Directions for this task:
Only the text belongs in the copy: retype each record exactly as it appears.
■ ■ ■
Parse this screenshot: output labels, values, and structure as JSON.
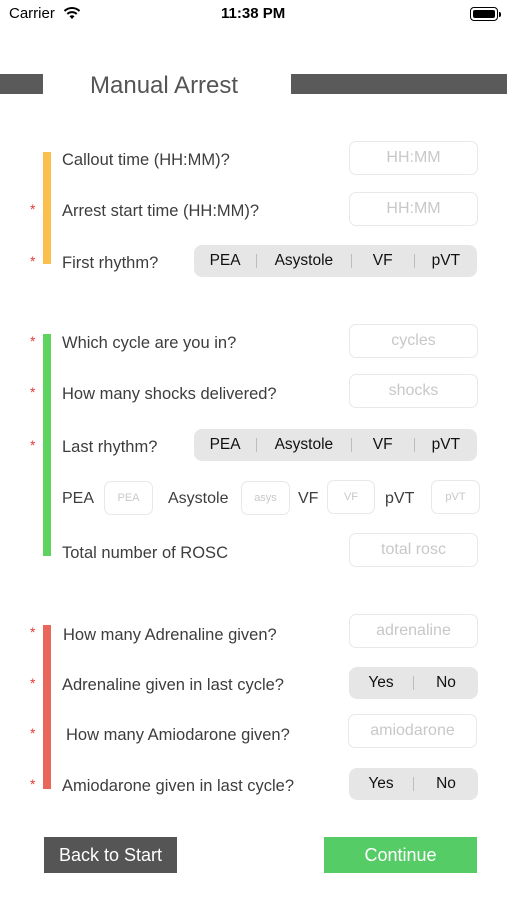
{
  "status_bar": {
    "carrier": "Carrier",
    "time": "11:38 PM"
  },
  "header": {
    "title": "Manual Arrest"
  },
  "section1": {
    "callout_label": "Callout time (HH:MM)?",
    "callout_placeholder": "HH:MM",
    "arrest_start_label": "Arrest start time (HH:MM)?",
    "arrest_start_placeholder": "HH:MM",
    "first_rhythm_label": "First rhythm?",
    "rhythm_options": [
      "PEA",
      "Asystole",
      "VF",
      "pVT"
    ]
  },
  "section2": {
    "cycle_label": "Which cycle are you in?",
    "cycle_placeholder": "cycles",
    "shocks_label": "How many shocks delivered?",
    "shocks_placeholder": "shocks",
    "last_rhythm_label": "Last rhythm?",
    "rhythm_options": [
      "PEA",
      "Asystole",
      "VF",
      "pVT"
    ],
    "counts": [
      {
        "label": "PEA",
        "placeholder": "PEA"
      },
      {
        "label": "Asystole",
        "placeholder": "asys"
      },
      {
        "label": "VF",
        "placeholder": "VF"
      },
      {
        "label": "pVT",
        "placeholder": "pVT"
      }
    ],
    "rosc_label": "Total number of ROSC",
    "rosc_placeholder": "total rosc"
  },
  "section3": {
    "adrenaline_count_label": "How many Adrenaline given?",
    "adrenaline_placeholder": "adrenaline",
    "adrenaline_last_label": "Adrenaline given in last cycle?",
    "amiodarone_count_label": "How many Amiodarone given?",
    "amiodarone_placeholder": "amiodarone",
    "amiodarone_last_label": "Amiodarone given in last cycle?",
    "yes_no": [
      "Yes",
      "No"
    ]
  },
  "required_mark": "*",
  "footer": {
    "back_label": "Back to Start",
    "continue_label": "Continue"
  },
  "colors": {
    "section1": "#fbbf4e",
    "section2": "#5fd35f",
    "section3": "#e8675a",
    "continue": "#55cc66",
    "back": "#555555"
  }
}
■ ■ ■
Response box:
Parse this screenshot: output labels, values, and structure as JSON.
{
  "status_bar": {
    "carrier": "Carrier",
    "time": "11:38 PM"
  },
  "header": {
    "title": "Manual Arrest"
  },
  "section1": {
    "callout_label": "Callout time (HH:MM)?",
    "callout_placeholder": "HH:MM",
    "arrest_start_label": "Arrest start time (HH:MM)?",
    "arrest_start_placeholder": "HH:MM",
    "first_rhythm_label": "First rhythm?",
    "rhythm_options": [
      "PEA",
      "Asystole",
      "VF",
      "pVT"
    ]
  },
  "section2": {
    "cycle_label": "Which cycle are you in?",
    "cycle_placeholder": "cycles",
    "shocks_label": "How many shocks delivered?",
    "shocks_placeholder": "shocks",
    "last_rhythm_label": "Last rhythm?",
    "rhythm_options": [
      "PEA",
      "Asystole",
      "VF",
      "pVT"
    ],
    "counts": [
      {
        "label": "PEA",
        "placeholder": "PEA"
      },
      {
        "label": "Asystole",
        "placeholder": "asys"
      },
      {
        "label": "VF",
        "placeholder": "VF"
      },
      {
        "label": "pVT",
        "placeholder": "pVT"
      }
    ],
    "rosc_label": "Total number of ROSC",
    "rosc_placeholder": "total rosc"
  },
  "section3": {
    "adrenaline_count_label": "How many Adrenaline given?",
    "adrenaline_placeholder": "adrenaline",
    "adrenaline_last_label": "Adrenaline given in last cycle?",
    "amiodarone_count_label": "How many Amiodarone given?",
    "amiodarone_placeholder": "amiodarone",
    "amiodarone_last_label": "Amiodarone given in last cycle?",
    "yes_no": [
      "Yes",
      "No"
    ]
  },
  "required_mark": "*",
  "footer": {
    "back_label": "Back to Start",
    "continue_label": "Continue"
  },
  "colors": {
    "section1": "#fbbf4e",
    "section2": "#5fd35f",
    "section3": "#e8675a",
    "continue": "#55cc66",
    "back": "#555555"
  }
}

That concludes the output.